Tim Wagg (b. 1991, Masterton) is an artist currently based in Auckland, New Zealand. He graduated with with a BFA (Hons) from the University of Auckland’s Elam School of Fine Arts in 2013. Working across various mediums including video, installation, and digital printing, Wagg’s work explores the intersections of politics, identity and technology within the context of New Zealand.
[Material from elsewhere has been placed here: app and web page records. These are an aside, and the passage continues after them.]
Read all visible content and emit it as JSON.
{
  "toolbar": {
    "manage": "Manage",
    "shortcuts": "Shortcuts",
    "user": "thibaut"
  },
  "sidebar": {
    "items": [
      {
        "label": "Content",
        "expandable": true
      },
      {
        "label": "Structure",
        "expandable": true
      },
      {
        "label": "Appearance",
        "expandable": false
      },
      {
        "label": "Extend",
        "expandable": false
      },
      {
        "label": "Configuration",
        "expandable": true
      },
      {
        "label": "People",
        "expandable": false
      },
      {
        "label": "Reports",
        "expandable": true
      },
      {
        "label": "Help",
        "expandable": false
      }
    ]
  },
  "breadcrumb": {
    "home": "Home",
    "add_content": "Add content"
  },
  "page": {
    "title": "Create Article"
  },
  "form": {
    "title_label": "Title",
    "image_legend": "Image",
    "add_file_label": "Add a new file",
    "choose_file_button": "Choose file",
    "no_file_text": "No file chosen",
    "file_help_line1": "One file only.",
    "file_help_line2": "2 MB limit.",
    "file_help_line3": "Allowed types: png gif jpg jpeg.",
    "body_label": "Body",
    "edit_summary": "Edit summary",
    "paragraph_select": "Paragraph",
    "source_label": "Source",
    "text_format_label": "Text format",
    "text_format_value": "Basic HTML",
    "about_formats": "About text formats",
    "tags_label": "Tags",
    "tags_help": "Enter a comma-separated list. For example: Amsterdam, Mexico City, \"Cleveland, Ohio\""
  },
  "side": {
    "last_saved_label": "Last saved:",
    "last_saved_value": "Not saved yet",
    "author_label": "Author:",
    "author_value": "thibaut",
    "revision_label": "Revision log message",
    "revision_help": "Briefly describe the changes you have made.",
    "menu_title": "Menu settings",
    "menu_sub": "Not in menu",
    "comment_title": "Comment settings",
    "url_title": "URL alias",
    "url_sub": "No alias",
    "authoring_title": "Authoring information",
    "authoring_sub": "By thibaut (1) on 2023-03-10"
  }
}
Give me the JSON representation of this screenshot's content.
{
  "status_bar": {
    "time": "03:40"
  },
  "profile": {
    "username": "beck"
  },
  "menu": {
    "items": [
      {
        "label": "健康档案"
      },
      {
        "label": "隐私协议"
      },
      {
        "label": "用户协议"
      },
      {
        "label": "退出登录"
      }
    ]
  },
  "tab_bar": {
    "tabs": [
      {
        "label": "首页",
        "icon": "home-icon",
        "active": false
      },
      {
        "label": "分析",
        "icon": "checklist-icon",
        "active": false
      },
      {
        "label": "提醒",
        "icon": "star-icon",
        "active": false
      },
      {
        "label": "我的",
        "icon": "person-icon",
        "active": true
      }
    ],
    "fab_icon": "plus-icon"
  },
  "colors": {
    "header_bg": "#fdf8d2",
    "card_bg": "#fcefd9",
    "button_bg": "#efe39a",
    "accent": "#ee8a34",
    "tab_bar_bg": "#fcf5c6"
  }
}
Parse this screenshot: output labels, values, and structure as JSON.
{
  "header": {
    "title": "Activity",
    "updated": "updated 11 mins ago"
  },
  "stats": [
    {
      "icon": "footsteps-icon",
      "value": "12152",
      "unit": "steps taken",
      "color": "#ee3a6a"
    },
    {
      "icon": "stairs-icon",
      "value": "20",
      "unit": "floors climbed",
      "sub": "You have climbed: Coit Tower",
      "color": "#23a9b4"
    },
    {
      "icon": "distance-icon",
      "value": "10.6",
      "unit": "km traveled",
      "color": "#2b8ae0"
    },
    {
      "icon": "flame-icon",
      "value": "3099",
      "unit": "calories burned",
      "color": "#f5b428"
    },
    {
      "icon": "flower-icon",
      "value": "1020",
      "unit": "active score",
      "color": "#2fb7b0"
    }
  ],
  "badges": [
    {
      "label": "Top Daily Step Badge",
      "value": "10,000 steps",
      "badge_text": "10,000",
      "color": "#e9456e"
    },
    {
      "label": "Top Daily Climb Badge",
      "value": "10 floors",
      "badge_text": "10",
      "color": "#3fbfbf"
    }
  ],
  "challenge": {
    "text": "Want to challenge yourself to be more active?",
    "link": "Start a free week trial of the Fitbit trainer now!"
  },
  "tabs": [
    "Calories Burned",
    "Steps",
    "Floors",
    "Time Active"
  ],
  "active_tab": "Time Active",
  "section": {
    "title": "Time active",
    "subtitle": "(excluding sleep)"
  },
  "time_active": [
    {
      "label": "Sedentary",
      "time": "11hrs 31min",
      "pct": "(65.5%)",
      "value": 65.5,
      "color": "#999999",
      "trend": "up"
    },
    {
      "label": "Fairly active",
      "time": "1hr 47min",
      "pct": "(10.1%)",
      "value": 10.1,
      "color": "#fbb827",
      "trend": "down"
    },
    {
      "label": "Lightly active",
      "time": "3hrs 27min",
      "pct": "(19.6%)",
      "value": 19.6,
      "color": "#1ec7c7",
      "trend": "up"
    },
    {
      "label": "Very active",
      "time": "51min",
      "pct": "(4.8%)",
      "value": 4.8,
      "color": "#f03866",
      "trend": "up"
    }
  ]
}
More specifically, his work considers the tangibility and intangibility of archives and histories, and examines the visual languages surrounding moments of political upheaval or change.

Selected shows include: Working Towards Meaning, Te Uru Gallery, Auckland (2020); Psychology For a Better World, curated by Victoria Wynne-Jones, Patara Gallery, Georgia (2018); The Order of Things, curated by Andrea Bell, Hocken Collections, Dunedin, (2018); The Tomorrow People, curated by Christina Barton, Stephen Cleland and Simon Gennard, Adam Art Gallery, Wellington, (2017); This Time of Useful Consciousness – Political Ecology Now, curated by Melanie Oliver, The Dowse Art Museum, Lower Hutt, (2017); False Paths, The Engine Room, Wellington, (2017); By the Laws of Chance, curated by Andrea Bell, Dunedin Public Art Gallery, Dunedin, (2016); NEW PERSPECTIVES with Simon Denny, Artspace, Auckland, (2016). Wagg was a Mccahon House Resident in 2019.